◆ **The data**:
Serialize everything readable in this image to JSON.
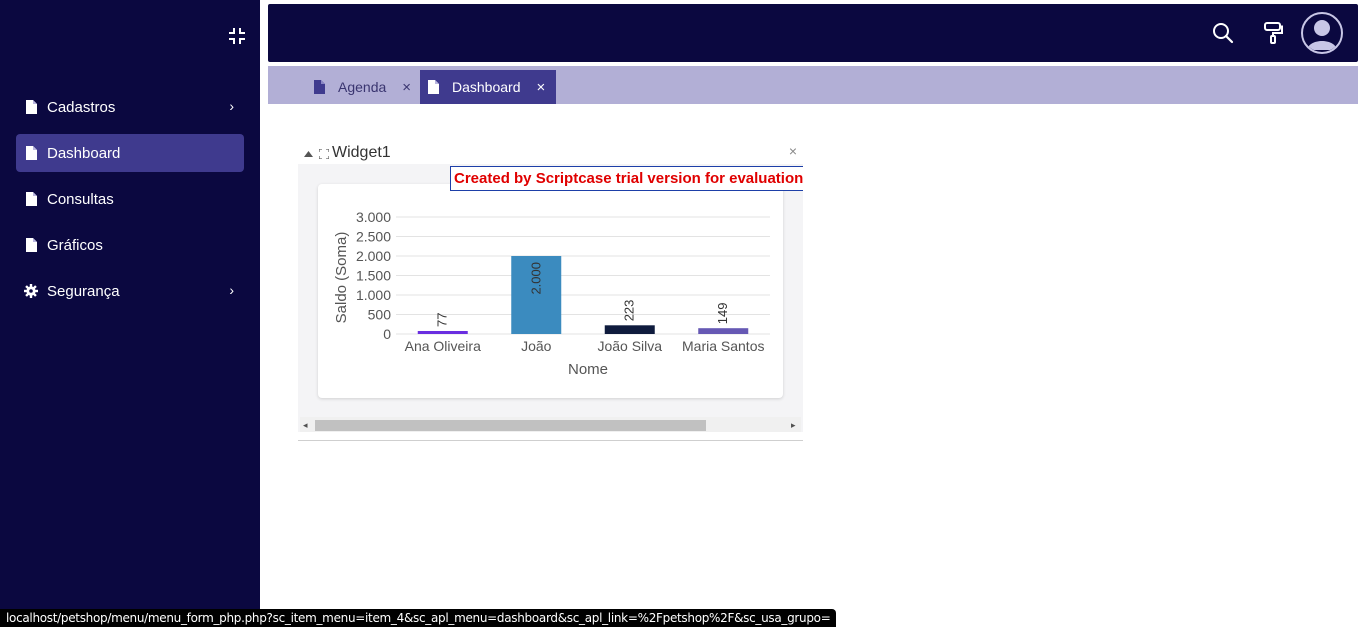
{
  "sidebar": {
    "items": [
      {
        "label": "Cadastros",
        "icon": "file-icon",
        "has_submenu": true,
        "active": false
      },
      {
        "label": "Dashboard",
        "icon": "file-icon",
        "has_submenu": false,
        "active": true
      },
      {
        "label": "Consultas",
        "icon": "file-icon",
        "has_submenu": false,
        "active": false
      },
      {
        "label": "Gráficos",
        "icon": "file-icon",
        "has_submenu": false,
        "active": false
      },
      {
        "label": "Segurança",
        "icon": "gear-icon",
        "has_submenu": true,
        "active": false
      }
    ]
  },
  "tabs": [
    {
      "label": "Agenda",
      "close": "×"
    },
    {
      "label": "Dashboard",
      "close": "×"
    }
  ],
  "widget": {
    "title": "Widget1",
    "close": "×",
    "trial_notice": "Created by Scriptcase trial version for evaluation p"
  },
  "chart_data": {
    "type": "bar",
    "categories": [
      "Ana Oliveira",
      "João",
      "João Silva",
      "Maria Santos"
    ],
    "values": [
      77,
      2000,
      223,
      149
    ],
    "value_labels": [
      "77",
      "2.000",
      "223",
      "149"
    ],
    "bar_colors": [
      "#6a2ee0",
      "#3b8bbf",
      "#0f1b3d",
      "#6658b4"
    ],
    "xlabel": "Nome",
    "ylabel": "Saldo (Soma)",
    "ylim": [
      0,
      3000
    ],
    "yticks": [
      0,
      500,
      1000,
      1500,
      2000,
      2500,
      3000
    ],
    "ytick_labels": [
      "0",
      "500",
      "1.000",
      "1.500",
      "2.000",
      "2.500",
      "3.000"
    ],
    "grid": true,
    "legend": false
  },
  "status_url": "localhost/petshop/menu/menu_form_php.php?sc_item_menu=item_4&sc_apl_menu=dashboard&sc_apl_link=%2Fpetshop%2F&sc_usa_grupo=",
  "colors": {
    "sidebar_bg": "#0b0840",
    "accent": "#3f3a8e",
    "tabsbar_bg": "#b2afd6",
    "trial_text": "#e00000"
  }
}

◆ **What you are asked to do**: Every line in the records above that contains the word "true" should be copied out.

◆ **Solution**:
        "has_submenu": true,
        "active": true
        "has_submenu": true,
    "grid": true,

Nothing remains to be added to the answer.